One such piece is a striking portrait by Fitzcarmel LaMarre. A painter, author, and muralist based in New Bedford, LaMarre creates an iconic image with his “Integumentary Noir”. Set against a bright backdrop, the figure in the painting makes eye contact with viewers while encircled with a gold halo. Nearby, an untitled portrait by April Doran celebrates another proudly singular sitter, who also engages with the audience. Executed in gestural strokes of charcoal, Matthew Hill’s portrait of Nina Simone is one more worthy entrant in the exhibition’s strong figurative group.

Multiple figures populate impressive paintings exhibited by Joseph Mushipi, which offer up engrossing narratives. A self-taught painter from Zambia who recently relocated to the United States, Mushipi creates works that focus on storytelling. His painting, “Heroic Destiny”, received First Place in the exhibition, a fitting honor for a carefully and intricately constructed work of art.

View Larger +

PHOTO: Michael Rose

Speaking of her passion for this show, Barros states, “What excites me most about this show is that some of these artists are showingcasing their works for the very first time and it’s not always easy to show the public what you created behind closed doors or in vulnerable moments, especially during the lockdowns that we all have experienced. So, for the artists to trust me to be a facilitator between their artwork, this showcase, and to the world, I’m grateful and excited about that. All these artists deserve this moment and more.”

View Larger +

PHOTO: Michael Rose

With Barros as its expert juror and artist advocate, HeARTspot Art Center and Gallery has assembled an enticing Black History Month Exhibition, which will undoubtedly serve as a rich source of inspiration for all who visit.

HeARTspot Art Center and Gallery’s Black History Month Exhibition is on view through March 16 at 1970 Pawtucket Avenue in East Providence. The gallery is open Saturdays from 12 – 3 pm and Sundays from 10 am – 1 pm, and also by appointment. To learn more and plan your visit, go to www.heartspotart.com.

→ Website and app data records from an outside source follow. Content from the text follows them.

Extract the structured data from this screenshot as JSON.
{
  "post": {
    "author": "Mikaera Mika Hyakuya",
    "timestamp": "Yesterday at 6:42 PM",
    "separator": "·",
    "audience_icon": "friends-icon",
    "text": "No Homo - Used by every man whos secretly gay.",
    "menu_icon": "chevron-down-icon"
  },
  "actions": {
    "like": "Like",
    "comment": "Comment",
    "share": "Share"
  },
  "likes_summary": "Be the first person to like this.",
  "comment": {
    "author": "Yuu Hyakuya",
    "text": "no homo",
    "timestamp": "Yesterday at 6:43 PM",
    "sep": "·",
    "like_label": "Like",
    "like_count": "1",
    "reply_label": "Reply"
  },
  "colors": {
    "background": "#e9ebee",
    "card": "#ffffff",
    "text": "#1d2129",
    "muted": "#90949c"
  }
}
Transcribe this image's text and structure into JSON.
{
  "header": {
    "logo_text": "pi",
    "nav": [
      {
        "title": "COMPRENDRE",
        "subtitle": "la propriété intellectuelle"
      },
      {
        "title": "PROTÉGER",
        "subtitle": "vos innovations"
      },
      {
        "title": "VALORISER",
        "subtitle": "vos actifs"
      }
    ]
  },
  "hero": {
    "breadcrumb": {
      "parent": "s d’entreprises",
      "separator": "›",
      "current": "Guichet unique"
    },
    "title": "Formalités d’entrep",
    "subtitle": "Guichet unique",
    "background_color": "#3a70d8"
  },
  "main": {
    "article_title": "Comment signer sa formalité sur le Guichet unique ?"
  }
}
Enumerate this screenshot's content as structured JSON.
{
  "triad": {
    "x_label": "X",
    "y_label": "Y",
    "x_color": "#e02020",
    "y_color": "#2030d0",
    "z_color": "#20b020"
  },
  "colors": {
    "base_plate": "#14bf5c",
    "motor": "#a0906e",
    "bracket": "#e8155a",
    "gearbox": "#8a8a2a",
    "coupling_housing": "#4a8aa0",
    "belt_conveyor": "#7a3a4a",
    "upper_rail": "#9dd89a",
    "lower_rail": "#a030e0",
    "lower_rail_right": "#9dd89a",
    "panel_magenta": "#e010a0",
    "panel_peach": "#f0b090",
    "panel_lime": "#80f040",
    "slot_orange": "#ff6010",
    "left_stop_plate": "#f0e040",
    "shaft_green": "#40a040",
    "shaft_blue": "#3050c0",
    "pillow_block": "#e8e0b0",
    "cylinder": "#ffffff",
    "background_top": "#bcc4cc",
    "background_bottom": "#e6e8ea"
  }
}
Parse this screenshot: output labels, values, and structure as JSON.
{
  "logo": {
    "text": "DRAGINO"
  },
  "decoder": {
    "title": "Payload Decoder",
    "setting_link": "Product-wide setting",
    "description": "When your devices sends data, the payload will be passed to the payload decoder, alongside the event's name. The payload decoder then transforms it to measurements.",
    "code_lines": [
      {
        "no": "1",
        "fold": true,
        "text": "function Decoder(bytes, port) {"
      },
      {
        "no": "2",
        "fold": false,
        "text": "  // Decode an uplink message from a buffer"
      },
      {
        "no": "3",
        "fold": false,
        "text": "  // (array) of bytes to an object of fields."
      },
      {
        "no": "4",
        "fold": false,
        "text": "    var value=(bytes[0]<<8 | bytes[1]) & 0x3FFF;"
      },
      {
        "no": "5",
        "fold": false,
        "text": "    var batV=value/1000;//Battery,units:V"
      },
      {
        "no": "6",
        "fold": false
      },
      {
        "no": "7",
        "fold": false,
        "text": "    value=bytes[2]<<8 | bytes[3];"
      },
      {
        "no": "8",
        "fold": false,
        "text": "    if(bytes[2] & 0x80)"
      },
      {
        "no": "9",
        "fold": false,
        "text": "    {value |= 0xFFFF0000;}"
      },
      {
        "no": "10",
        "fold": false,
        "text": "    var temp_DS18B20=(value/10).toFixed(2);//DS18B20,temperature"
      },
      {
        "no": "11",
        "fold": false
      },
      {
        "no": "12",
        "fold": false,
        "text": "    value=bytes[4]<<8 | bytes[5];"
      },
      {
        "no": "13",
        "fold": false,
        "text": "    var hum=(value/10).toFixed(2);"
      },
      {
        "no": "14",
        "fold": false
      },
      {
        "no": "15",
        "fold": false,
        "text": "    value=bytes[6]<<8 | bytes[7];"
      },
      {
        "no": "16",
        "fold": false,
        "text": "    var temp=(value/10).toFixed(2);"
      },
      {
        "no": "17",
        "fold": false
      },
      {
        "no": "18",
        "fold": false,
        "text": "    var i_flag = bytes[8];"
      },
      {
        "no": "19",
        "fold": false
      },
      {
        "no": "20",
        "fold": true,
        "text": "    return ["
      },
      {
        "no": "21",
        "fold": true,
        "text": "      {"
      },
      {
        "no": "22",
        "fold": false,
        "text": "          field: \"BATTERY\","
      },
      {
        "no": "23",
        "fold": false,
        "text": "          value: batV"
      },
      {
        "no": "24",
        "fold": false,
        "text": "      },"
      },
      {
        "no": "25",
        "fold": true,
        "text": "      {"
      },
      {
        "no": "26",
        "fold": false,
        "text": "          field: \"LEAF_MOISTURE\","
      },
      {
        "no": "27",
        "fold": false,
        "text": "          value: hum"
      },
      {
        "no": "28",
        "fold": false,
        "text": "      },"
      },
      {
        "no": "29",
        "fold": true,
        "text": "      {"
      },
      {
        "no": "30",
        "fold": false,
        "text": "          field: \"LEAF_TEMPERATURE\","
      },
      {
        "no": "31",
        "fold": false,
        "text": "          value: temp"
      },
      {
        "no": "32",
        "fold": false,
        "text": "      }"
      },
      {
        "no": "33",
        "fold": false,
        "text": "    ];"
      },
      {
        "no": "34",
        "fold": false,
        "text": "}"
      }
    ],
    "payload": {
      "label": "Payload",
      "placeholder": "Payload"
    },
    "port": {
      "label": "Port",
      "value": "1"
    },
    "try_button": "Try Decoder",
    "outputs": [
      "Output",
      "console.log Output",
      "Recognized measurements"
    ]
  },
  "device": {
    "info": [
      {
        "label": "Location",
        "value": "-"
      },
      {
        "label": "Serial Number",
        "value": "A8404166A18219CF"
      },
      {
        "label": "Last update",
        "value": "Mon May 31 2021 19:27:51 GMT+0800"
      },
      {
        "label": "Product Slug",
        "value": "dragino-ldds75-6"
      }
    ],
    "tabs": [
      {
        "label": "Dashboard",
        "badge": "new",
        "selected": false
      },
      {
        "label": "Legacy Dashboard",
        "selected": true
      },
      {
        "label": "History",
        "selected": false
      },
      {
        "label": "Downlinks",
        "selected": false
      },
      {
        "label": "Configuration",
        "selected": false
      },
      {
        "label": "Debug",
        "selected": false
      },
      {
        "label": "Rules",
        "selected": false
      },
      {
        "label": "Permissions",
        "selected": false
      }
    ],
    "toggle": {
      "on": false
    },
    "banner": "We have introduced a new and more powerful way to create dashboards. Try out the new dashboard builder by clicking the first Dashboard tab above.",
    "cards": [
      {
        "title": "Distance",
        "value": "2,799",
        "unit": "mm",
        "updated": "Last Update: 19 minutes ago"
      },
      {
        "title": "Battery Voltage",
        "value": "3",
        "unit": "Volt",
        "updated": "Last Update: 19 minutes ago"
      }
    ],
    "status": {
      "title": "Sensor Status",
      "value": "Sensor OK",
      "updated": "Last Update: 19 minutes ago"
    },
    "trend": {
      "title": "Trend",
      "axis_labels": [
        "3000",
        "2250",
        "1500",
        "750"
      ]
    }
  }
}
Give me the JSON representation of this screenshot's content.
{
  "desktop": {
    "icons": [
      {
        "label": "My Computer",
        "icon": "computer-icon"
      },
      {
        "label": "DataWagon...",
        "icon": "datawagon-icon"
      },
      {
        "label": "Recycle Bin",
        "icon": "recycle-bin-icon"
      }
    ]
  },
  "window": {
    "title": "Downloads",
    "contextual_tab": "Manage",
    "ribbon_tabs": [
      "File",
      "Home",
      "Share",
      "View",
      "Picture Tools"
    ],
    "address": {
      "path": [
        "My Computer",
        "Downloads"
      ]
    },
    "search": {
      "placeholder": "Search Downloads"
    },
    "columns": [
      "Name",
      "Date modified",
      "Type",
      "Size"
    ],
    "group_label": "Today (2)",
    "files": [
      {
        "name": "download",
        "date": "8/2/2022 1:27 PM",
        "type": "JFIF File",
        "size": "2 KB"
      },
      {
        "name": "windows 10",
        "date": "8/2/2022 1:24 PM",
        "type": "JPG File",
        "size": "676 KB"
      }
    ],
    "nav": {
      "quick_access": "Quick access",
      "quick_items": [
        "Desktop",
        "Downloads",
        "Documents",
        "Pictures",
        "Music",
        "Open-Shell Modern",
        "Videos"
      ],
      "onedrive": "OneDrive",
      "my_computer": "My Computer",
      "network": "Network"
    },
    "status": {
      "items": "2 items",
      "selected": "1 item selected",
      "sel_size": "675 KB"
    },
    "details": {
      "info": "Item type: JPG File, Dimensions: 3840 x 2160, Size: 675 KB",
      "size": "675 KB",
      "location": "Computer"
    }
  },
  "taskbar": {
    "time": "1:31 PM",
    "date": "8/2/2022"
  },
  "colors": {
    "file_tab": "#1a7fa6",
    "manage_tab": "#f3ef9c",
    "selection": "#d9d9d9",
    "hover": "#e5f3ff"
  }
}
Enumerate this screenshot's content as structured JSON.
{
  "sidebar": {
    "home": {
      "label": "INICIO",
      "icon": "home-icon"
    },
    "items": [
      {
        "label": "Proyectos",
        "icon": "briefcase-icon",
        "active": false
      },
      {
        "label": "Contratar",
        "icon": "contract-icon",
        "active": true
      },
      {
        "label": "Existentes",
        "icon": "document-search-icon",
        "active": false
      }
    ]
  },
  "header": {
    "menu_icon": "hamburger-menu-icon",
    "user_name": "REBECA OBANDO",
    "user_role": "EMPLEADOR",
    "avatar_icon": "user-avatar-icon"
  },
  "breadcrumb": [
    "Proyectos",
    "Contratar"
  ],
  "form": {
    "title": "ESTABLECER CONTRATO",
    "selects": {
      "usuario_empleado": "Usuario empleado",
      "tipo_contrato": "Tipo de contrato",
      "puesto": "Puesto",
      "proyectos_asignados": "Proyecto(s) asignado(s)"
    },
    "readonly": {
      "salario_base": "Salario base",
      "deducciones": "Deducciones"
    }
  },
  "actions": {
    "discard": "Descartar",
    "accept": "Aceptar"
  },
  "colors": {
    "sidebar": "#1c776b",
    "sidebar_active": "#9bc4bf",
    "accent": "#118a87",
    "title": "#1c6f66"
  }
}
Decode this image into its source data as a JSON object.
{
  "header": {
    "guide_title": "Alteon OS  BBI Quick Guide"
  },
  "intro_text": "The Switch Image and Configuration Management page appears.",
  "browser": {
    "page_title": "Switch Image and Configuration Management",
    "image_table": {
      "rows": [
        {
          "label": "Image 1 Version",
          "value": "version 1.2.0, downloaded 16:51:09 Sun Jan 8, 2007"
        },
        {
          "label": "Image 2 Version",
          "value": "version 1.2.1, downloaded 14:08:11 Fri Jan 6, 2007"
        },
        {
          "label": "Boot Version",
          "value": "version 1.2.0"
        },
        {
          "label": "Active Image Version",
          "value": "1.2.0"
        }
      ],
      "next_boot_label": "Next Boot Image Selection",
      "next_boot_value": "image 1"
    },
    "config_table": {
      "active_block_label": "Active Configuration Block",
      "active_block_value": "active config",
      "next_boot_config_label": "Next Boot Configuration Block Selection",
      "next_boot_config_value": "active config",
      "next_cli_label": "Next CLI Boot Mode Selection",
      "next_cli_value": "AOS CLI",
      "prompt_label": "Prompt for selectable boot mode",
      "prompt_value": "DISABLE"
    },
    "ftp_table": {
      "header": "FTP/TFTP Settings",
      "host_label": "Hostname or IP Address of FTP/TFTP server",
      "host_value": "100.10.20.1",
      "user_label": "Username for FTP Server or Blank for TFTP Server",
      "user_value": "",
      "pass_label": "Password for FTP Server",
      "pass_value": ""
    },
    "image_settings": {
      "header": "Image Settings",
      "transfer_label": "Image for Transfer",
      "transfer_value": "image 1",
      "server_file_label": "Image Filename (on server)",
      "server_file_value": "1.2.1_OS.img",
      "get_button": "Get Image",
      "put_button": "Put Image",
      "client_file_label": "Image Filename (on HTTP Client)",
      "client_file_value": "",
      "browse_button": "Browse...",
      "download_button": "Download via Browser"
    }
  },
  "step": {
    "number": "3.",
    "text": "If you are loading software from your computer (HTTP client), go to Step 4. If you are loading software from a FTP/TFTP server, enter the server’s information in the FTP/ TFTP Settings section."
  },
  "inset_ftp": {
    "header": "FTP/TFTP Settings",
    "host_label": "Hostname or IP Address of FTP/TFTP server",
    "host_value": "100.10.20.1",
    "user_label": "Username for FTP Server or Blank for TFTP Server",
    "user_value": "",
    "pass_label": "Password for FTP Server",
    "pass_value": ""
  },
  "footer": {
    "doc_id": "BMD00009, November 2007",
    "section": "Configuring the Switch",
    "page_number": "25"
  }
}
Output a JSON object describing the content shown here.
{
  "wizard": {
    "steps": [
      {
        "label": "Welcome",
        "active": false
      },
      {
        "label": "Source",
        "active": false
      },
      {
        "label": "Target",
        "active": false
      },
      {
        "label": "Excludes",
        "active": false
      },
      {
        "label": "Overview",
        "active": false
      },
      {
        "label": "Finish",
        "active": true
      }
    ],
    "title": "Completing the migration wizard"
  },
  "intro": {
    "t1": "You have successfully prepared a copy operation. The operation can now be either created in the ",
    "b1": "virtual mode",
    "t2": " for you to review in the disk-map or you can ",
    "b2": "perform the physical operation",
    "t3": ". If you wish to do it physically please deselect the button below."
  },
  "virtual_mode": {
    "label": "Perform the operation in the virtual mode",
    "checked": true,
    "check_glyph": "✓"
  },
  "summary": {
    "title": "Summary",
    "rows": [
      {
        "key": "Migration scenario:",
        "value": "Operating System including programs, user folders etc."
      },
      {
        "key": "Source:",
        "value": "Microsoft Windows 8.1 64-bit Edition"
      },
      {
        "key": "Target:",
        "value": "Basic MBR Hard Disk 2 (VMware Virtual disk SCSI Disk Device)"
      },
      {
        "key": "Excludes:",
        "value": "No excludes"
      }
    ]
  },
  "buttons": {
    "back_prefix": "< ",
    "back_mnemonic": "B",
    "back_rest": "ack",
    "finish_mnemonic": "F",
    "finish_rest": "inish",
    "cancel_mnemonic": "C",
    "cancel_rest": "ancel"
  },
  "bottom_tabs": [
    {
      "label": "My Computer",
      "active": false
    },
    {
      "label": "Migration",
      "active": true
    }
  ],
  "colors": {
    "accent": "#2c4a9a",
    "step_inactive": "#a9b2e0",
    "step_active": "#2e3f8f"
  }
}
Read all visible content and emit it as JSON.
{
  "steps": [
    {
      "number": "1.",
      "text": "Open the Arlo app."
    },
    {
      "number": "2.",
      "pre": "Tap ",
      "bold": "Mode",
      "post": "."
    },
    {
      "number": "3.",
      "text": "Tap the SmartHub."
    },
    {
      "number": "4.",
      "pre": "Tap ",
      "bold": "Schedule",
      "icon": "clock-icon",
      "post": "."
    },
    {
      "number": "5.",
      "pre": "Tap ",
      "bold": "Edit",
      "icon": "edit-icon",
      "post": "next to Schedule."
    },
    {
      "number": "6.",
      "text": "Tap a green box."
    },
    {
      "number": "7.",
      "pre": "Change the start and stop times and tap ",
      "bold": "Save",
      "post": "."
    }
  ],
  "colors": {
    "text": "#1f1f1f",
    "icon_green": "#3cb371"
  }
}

Enjoy this post? Share it with others.

.

About the author

Publishing Team

Leave a Comment

home